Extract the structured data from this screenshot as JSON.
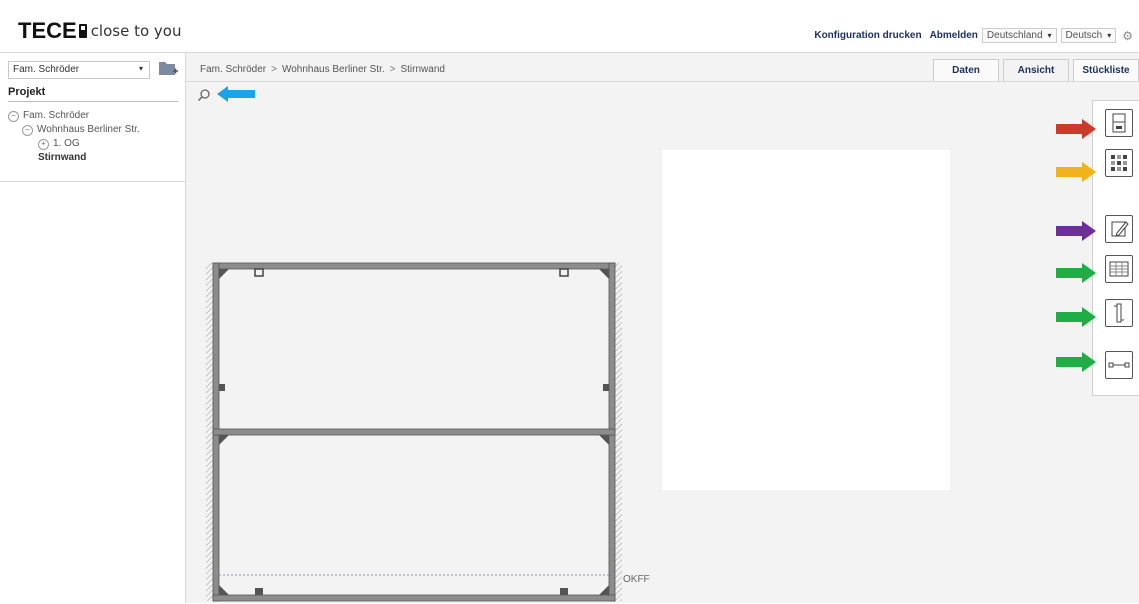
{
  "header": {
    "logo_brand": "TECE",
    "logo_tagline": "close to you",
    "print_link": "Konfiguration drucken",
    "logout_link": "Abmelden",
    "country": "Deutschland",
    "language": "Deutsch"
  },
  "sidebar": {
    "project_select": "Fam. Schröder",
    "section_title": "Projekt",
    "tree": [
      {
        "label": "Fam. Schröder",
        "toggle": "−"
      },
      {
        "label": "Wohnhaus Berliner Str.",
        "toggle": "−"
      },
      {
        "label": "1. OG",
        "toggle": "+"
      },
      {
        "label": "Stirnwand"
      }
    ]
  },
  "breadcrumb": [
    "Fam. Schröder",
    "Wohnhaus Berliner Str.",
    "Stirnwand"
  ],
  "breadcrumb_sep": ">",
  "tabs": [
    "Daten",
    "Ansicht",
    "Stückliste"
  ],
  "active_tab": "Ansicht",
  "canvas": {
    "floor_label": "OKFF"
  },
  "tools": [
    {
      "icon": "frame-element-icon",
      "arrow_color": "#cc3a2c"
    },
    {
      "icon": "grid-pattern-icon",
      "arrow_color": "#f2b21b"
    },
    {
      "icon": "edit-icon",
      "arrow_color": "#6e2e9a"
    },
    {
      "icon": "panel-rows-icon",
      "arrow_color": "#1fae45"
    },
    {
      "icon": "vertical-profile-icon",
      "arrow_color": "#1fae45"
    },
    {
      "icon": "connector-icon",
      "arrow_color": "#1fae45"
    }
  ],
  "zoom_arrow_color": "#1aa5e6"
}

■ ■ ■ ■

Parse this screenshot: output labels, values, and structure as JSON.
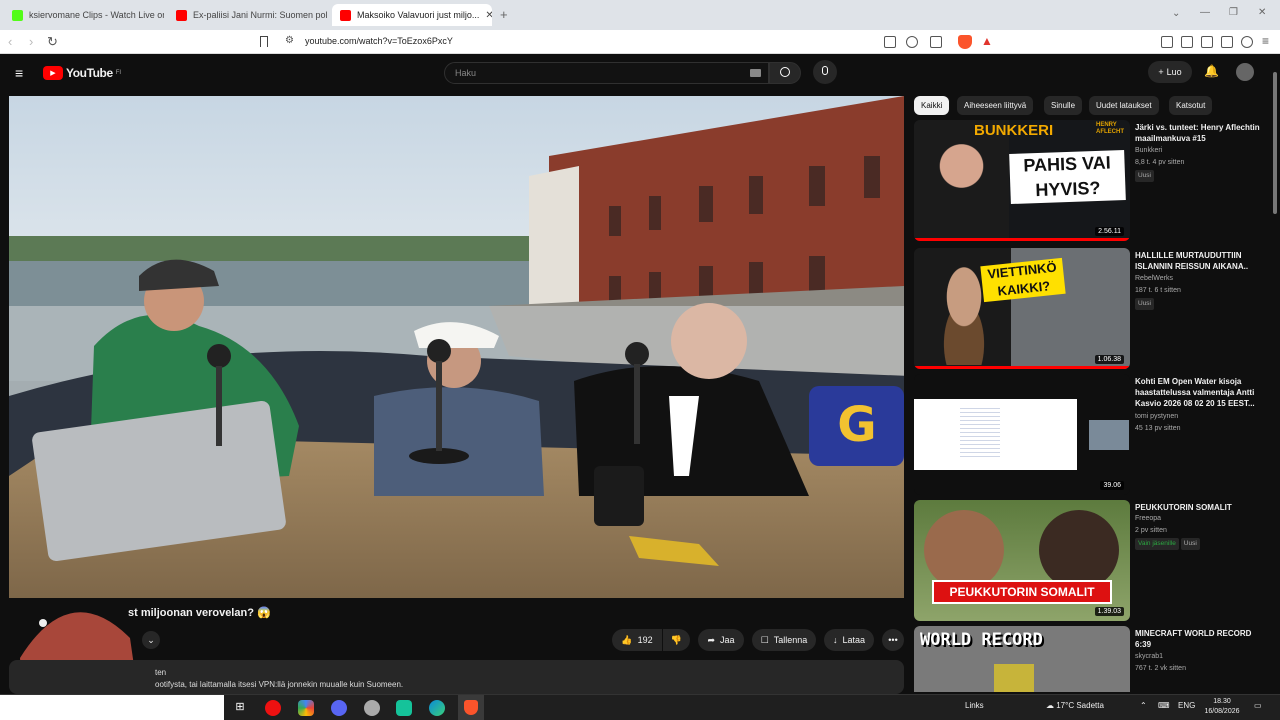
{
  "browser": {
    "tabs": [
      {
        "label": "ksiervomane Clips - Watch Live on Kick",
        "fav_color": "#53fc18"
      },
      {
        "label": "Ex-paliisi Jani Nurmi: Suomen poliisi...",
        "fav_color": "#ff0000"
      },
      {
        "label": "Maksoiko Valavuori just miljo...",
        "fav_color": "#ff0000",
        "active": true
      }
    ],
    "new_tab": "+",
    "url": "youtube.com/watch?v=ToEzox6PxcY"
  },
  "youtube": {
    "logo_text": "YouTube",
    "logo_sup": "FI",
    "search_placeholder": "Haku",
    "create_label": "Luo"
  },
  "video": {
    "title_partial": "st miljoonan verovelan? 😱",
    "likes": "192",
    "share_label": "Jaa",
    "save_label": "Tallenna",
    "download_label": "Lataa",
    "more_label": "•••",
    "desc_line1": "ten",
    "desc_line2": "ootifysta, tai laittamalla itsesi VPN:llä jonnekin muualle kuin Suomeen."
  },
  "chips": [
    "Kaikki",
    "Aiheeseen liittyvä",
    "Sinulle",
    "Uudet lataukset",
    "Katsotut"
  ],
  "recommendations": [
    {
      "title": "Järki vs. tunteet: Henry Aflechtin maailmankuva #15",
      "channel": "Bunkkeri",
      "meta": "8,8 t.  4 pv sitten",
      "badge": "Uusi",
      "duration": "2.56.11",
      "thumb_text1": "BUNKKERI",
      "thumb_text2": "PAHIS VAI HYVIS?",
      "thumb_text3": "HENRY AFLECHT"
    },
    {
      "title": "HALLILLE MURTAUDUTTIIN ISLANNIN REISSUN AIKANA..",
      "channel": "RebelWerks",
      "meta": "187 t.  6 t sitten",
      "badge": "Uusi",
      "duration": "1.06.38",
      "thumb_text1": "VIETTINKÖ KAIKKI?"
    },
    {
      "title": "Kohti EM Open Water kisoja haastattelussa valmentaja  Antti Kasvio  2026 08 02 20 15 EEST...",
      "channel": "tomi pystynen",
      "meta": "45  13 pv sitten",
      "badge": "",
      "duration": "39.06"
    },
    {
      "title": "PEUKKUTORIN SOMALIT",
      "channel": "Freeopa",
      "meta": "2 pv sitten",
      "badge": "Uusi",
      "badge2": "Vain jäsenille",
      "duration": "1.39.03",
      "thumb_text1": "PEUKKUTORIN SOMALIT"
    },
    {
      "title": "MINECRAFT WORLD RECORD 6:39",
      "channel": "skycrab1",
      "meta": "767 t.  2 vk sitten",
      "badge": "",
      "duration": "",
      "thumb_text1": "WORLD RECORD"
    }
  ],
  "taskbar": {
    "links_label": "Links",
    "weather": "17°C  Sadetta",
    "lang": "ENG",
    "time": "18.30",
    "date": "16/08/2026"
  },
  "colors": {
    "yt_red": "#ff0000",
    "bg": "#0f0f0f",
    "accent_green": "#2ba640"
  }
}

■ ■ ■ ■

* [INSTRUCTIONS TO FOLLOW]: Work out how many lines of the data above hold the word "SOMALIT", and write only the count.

* [OUTPUT FOR THIS EXERCISE]: 2